Angus Love, Executive Director of the Pennsylvania Institutional Law Project, was appointed to the Joint State Government Commission and Advocacy Task Force to study geriatric and serious ill inmates housed in the Pennsylvania Department of Corrections system. Senate Resolutin149, passed by the Pennsylvania Legislature last session, created the Task Force and the Advisory Panel.

The group brings together an Impressive array of experts in our criminal justice system. It includes judges, district attorneys, social workers, legislators, a former Attorney General, Ernie Preate, and a former Lieutenant Governor, Mark Singel. It is anticipated that the group will conclude its work within eighteen months with recommendations to the Legislature.

Pennsylvania has one of the largest elderly prison populations in the country. Elderly offenders cost three times as much to house as youthful offenders due to health care costs. Pennsylvania's sentencing structure has contributed to the huge elderly and life sentence population.

Pennsylvania does not have a parole option for sentences of first and second degree murder. The commutation process which previously served as a back door release mechanism for lifers has been brought to a standstill by recent Constitutional changes implemented by former Governor Tom Ridge.

The Pennsylvania DOC has created a special prison to house elderly and disabled inmates at Laurel Highlands. Love is optimistic that the group can begin a process of revising law and regulations that will relieve the Commonwealth of a significant financial burden without compromising public safety. Studies have shown that elderly offenders are the least likely to commit new crimes upon release. Compromised health issues further inhibit their ability to return to a life of crime.

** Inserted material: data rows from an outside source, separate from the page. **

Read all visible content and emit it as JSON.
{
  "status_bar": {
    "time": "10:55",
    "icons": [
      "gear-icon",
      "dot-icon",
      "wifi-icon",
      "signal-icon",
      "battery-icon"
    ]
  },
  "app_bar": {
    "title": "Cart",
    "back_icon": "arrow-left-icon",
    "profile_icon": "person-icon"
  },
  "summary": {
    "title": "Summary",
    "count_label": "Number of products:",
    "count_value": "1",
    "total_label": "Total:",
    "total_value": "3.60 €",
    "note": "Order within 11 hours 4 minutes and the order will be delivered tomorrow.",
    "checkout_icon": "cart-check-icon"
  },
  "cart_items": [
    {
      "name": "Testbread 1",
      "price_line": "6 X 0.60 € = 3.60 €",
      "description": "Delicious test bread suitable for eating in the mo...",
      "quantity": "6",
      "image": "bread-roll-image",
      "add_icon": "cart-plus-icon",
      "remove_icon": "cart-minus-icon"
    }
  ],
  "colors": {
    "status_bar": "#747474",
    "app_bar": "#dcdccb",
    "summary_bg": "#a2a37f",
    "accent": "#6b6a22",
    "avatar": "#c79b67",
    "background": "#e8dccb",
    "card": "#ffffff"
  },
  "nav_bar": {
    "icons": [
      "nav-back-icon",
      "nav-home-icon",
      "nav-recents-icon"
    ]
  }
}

Some jurisdictions, confronted by budget crises and crowded facilities, have been forced to release large numbers of offenders. Love hopes the task force recommendations can avoid such desperate moves by sensible long-range planning.